## The problem
Below are some entries; report how many of their lines contain the word "Ctrl", giving nothing besides the number.
=== Begin Enclosure ===
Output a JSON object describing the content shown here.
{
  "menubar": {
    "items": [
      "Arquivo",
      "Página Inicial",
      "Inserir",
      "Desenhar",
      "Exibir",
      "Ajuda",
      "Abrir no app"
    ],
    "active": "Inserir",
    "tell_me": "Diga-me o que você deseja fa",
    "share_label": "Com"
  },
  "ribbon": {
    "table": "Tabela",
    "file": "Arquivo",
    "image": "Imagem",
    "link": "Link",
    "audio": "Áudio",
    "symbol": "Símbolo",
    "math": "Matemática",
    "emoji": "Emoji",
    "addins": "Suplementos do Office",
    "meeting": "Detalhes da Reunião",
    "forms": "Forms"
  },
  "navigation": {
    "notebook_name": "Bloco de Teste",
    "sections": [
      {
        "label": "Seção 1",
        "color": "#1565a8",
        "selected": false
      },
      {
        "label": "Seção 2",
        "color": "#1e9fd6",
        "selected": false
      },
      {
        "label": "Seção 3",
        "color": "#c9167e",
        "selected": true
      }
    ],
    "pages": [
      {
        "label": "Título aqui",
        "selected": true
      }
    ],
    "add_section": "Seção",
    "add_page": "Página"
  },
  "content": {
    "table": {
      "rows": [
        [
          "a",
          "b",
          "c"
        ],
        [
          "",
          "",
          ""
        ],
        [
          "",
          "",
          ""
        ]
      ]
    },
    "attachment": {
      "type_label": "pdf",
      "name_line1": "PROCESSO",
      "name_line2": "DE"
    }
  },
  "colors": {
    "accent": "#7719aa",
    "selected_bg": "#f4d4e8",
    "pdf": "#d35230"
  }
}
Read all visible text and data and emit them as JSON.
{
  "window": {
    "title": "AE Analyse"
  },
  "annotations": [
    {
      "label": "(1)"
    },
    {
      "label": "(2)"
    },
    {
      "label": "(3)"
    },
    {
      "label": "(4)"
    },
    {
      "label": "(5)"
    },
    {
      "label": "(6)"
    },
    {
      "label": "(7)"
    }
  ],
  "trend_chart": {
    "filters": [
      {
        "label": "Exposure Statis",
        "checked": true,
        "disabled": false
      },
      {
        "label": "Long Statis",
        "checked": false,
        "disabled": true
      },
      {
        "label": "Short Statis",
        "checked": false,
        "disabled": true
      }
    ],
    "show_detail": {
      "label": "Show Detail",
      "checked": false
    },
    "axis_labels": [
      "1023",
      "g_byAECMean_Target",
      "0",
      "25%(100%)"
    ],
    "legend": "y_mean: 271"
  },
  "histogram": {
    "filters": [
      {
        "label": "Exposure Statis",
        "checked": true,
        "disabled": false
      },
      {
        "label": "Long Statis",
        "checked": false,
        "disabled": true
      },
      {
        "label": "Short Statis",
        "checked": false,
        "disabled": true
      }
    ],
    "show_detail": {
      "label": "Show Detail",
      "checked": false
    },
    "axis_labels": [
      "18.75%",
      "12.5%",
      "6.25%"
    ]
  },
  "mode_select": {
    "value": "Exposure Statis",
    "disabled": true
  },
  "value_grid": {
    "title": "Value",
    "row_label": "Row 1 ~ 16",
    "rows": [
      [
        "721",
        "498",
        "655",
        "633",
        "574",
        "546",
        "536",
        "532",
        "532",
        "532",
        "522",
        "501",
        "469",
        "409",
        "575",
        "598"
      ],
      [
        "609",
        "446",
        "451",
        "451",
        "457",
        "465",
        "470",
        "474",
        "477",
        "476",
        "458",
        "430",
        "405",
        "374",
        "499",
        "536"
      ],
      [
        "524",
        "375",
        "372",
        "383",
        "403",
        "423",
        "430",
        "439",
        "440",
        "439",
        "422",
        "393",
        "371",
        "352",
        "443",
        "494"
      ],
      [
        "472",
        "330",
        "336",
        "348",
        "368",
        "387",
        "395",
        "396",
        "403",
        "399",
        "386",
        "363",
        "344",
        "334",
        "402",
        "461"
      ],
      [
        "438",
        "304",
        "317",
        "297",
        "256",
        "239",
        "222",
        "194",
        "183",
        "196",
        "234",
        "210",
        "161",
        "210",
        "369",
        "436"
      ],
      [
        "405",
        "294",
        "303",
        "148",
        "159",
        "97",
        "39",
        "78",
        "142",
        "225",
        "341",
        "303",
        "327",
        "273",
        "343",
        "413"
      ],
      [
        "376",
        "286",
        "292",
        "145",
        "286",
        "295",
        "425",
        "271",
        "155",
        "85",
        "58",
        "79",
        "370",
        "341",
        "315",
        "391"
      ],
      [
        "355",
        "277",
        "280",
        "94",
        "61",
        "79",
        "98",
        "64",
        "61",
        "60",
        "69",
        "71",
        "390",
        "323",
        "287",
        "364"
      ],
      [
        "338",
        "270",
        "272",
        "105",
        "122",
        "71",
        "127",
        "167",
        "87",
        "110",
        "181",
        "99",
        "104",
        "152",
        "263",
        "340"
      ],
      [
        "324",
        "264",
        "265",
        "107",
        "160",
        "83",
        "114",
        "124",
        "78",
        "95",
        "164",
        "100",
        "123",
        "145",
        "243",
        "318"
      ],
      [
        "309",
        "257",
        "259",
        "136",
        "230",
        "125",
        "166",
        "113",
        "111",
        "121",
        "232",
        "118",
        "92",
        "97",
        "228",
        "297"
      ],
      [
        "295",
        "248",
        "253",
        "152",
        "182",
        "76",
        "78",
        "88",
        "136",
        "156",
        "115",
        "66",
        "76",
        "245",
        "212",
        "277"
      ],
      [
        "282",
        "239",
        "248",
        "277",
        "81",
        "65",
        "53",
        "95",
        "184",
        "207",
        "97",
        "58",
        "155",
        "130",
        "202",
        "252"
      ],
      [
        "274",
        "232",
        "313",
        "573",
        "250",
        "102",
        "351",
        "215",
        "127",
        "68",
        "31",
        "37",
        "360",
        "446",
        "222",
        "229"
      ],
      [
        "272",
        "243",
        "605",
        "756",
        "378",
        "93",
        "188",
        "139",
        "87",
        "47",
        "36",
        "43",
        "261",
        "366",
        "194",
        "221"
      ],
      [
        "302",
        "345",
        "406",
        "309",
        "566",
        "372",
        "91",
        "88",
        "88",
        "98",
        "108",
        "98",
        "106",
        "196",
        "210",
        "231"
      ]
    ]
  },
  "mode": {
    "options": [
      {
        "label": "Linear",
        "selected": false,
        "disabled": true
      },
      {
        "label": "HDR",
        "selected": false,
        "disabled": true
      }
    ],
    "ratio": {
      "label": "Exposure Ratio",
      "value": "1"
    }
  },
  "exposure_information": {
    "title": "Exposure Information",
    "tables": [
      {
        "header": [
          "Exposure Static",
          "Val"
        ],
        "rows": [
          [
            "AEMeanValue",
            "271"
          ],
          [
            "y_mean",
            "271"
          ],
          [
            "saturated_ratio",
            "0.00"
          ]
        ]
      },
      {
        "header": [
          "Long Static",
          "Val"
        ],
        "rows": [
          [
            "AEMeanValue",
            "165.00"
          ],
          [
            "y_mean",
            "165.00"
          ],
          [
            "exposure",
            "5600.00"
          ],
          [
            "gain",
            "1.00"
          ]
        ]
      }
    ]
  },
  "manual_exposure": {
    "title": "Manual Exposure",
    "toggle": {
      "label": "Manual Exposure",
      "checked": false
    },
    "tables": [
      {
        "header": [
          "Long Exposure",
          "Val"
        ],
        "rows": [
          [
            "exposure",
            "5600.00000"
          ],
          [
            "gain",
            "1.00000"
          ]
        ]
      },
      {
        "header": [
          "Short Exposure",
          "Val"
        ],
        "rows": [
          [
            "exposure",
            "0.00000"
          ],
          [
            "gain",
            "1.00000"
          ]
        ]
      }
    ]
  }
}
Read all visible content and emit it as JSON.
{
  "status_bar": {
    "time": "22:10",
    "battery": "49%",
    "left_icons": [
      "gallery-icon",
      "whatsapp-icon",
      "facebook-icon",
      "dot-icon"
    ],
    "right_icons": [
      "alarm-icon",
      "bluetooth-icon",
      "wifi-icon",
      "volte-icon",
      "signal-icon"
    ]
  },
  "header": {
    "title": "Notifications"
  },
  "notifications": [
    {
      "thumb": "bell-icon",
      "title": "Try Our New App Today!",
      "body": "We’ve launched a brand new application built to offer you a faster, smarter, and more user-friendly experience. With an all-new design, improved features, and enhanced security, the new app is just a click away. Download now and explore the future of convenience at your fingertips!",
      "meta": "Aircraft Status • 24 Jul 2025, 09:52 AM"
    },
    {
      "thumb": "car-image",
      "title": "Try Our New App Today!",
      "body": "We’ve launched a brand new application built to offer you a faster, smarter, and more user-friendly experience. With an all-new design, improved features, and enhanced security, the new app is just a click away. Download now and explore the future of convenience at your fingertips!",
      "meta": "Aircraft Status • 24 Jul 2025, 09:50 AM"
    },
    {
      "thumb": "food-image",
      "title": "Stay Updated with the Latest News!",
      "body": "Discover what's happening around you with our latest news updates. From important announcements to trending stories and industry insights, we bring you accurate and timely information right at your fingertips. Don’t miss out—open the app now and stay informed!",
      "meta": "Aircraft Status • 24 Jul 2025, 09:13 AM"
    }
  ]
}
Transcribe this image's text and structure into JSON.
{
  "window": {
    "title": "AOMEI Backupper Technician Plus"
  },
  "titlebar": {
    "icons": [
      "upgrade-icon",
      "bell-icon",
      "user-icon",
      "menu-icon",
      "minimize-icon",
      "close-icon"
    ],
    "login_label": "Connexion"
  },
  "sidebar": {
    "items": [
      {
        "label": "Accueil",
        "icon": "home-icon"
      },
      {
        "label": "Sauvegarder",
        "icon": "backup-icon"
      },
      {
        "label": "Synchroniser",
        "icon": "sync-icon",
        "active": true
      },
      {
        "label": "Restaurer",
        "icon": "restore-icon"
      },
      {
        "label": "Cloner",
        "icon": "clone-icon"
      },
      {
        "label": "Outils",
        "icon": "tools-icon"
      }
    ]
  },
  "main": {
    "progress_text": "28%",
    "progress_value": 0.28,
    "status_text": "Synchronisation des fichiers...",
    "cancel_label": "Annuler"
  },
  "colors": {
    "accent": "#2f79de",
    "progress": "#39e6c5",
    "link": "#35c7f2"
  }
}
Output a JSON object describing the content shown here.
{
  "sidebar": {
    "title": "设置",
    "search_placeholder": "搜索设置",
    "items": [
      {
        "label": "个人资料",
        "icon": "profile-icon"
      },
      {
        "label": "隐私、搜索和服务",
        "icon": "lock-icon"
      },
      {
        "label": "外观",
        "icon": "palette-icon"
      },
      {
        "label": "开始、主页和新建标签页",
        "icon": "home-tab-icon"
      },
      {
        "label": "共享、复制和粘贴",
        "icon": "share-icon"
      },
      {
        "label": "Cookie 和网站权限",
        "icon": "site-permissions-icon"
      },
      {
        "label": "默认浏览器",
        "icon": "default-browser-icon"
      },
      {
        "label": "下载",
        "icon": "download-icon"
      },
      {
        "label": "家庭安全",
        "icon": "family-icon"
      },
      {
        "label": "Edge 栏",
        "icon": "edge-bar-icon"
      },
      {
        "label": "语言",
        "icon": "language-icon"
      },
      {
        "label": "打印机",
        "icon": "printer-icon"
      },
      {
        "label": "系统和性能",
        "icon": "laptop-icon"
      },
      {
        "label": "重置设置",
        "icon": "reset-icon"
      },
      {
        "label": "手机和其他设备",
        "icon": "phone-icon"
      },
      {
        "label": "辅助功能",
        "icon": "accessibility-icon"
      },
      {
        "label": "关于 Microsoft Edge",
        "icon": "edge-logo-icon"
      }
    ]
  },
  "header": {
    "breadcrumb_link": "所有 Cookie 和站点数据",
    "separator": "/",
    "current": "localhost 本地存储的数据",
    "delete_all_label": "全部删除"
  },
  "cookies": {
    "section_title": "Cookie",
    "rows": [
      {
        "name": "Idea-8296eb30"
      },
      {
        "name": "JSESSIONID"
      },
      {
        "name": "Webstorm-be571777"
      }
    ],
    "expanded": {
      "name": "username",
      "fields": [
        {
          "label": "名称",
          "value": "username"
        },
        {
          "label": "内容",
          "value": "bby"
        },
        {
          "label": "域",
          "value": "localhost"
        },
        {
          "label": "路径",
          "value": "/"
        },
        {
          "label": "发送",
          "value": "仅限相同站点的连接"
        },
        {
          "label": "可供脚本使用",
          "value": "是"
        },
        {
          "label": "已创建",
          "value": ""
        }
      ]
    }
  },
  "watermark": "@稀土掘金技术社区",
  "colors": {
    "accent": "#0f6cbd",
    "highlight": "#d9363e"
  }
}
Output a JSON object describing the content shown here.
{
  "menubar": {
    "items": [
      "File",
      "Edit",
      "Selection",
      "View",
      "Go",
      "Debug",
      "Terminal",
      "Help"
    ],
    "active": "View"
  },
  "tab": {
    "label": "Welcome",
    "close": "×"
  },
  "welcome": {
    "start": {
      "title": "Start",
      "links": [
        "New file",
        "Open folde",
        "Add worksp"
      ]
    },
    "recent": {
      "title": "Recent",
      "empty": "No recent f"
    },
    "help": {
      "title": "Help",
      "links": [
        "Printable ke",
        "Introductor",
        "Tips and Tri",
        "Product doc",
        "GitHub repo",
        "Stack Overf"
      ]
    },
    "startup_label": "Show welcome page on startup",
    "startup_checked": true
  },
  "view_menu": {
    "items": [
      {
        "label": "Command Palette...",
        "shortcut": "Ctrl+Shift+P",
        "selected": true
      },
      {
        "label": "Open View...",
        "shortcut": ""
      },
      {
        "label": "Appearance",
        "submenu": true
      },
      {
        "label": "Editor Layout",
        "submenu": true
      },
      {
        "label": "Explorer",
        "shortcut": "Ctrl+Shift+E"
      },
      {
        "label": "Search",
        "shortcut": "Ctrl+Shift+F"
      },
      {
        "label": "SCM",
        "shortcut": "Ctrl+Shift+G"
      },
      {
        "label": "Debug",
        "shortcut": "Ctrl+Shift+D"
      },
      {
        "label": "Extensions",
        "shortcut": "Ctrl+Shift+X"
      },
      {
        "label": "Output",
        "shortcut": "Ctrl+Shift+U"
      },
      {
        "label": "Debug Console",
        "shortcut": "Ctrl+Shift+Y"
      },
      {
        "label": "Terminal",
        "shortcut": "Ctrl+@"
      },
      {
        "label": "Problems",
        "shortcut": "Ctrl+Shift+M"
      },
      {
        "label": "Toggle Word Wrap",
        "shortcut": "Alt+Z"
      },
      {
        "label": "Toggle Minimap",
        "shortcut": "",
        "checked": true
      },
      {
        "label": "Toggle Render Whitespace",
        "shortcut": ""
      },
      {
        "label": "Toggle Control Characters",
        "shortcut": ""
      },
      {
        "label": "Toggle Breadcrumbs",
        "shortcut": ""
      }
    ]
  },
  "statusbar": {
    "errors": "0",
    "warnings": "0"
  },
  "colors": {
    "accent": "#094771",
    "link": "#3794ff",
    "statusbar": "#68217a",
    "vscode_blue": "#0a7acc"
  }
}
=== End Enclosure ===
## Written reply
10